Proofpoint researchers recently analyzed a wide variety of apps available on iOS and Android app stores and quantified the extent of the risk to users… and their personal and company data
December 2015 by Proofpoint
The study reveals that from card games , flashlights, holy books, some apps steal data, track users’ location, message contacts, and make unauthorized calls.
Please find below the main information of the study
• Proofpoint researchers recently analyzed 38,000 gambling, flashlight and holy book mobile applications and found that appearances can’t always be trusted. An alarming number are stealing data, tracking users’ locations, accessing contacts and even making unauthorized calls.
• Of the 23,000 free gambling applications examined, nearly 14 percent exhibited risky behavior including conducting an alarming amount of external server communication. In total, more than 1,800 servers across 41 countries are receiving user data.
• Bible applications had the highest rate of malicious code than any other category in this research with 3.7 percent or 26 out of 5,600 applications. Proofpoint defines malicious code as code that attempts to exploit the mobile OS in order to access data and services for which they do not have permission.
• Proofpoint analysis found that one of the most popular Bible apps sends data to sixteen servers in three different countries. It reads the user’s SMS messages, address book, and device and phone information, tries to exploit cross-app interaction if the device is rooted, and can even make phone calls on your behalf.
• Similar analysis was conducted on Quran applications and researchers found one of the ten most-downloaded apps is clearly riskware. It installs itself as a boot-time app and communicates to thirty-one different servers, reads SMS messages, sends messages from the user and can look up the user’s GPS location.

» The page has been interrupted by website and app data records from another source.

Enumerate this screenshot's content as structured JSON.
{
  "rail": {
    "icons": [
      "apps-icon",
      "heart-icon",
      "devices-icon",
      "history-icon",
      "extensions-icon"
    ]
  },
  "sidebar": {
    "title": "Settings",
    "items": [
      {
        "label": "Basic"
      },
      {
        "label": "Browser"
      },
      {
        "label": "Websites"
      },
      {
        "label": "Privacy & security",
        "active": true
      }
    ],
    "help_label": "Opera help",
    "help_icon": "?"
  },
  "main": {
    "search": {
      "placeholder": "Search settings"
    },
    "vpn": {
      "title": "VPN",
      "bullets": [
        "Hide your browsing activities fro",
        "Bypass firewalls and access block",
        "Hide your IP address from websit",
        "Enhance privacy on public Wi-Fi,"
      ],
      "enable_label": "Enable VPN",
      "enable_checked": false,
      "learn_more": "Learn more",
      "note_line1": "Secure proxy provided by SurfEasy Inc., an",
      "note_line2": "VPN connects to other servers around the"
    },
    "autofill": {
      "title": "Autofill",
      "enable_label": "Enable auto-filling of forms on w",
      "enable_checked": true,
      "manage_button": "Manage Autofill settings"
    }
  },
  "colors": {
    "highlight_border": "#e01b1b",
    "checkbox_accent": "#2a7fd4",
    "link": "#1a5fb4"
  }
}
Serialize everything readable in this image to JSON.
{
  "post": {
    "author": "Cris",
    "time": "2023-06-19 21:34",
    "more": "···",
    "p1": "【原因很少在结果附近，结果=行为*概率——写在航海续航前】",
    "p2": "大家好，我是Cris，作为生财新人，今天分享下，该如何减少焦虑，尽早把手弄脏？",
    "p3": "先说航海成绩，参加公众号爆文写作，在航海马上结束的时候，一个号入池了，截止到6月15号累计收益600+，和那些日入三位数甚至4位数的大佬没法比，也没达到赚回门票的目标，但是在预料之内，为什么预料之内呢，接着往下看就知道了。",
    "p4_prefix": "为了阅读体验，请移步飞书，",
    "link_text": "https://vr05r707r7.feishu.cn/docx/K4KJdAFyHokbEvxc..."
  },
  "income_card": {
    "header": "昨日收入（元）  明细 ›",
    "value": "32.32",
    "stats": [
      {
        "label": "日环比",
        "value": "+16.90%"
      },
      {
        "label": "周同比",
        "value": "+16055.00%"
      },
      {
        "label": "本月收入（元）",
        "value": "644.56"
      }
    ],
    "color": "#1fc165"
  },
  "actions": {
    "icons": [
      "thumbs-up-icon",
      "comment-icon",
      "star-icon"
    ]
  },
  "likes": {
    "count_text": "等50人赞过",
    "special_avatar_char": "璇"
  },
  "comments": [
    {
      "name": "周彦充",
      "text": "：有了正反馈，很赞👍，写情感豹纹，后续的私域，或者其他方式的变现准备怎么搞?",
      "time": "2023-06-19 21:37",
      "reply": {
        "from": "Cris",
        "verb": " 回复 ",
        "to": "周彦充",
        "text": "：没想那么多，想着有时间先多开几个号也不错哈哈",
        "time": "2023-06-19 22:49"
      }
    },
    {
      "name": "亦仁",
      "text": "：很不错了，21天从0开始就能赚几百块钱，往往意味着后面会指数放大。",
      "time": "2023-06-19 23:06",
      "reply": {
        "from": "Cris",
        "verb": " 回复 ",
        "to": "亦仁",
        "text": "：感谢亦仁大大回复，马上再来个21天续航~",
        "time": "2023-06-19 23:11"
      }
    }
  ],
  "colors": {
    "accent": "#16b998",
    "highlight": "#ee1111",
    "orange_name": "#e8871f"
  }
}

• Something as seemingly utilitarian as a flashlight application can even host malicious code and communicate user data to app owners. Of the 5,600 applications examined, more than 678 servers across 28 countries are actively receiving data on from these apps.
• The existence – and surprising prevalence – of riskware in seemingly legitimate apps is a valuable reminder that organizations need a mobile app security strategy. Organizations should define policies and deploy solutions that enable them to identify and control these apps before they can impact security posture.